» **Exercise**
Please repeat every entry exactly as given, apart from dropping the images.

-- Listed entries follows --

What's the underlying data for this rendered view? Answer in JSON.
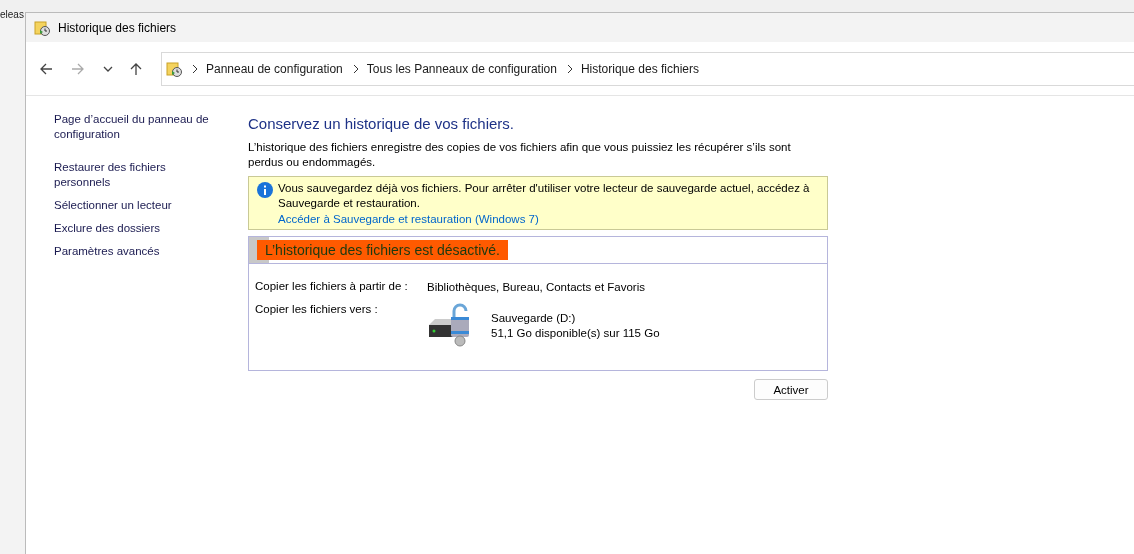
{
  "background": {
    "text": "eleas"
  },
  "window": {
    "title": "Historique des fichiers"
  },
  "breadcrumb": [
    "Panneau de configuration",
    "Tous les Panneaux de configuration",
    "Historique des fichiers"
  ],
  "sidebar": {
    "items": [
      "Page d’accueil du panneau de configuration",
      "Restaurer des fichiers personnels",
      "Sélectionner un lecteur",
      "Exclure des dossiers",
      "Paramètres avancés"
    ]
  },
  "main": {
    "heading": "Conservez un historique de vos fichiers.",
    "description": "L’historique des fichiers enregistre des copies de vos fichiers afin que vous puissiez les récupérer s’ils sont perdus ou endommagés.",
    "info": {
      "text": "Vous sauvegardez déjà vos fichiers. Pour arrêter d'utiliser votre lecteur de sauvegarde actuel, accédez à Sauvegarde et restauration.",
      "link": "Accéder à Sauvegarde et restauration (Windows 7)"
    },
    "status": {
      "title": "L’historique des fichiers est désactivé.",
      "highlighted": true,
      "copy_from_label": "Copier les fichiers à partir de :",
      "copy_from_value": "Bibliothèques, Bureau, Contacts et Favoris",
      "copy_to_label": "Copier les fichiers vers :",
      "drive_name": "Sauvegarde (D:)",
      "drive_space": "51,1 Go disponible(s) sur 115 Go"
    },
    "button": "Activer"
  }
}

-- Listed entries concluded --

» **Task answer**
What's the underlying data for this rendered view? Answer in JSON.
{
  "background": {
    "text": "eleas"
  },
  "window": {
    "title": "Historique des fichiers"
  },
  "breadcrumb": [
    "Panneau de configuration",
    "Tous les Panneaux de configuration",
    "Historique des fichiers"
  ],
  "sidebar": {
    "items": [
      "Page d’accueil du panneau de configuration",
      "Restaurer des fichiers personnels",
      "Sélectionner un lecteur",
      "Exclure des dossiers",
      "Paramètres avancés"
    ]
  },
  "main": {
    "heading": "Conservez un historique de vos fichiers.",
    "description": "L’historique des fichiers enregistre des copies de vos fichiers afin que vous puissiez les récupérer s’ils sont perdus ou endommagés.",
    "info": {
      "text": "Vous sauvegardez déjà vos fichiers. Pour arrêter d'utiliser votre lecteur de sauvegarde actuel, accédez à Sauvegarde et restauration.",
      "link": "Accéder à Sauvegarde et restauration (Windows 7)"
    },
    "status": {
      "title": "L’historique des fichiers est désactivé.",
      "highlighted": true,
      "copy_from_label": "Copier les fichiers à partir de :",
      "copy_from_value": "Bibliothèques, Bureau, Contacts et Favoris",
      "copy_to_label": "Copier les fichiers vers :",
      "drive_name": "Sauvegarde (D:)",
      "drive_space": "51,1 Go disponible(s) sur 115 Go"
    },
    "button": "Activer"
  }
}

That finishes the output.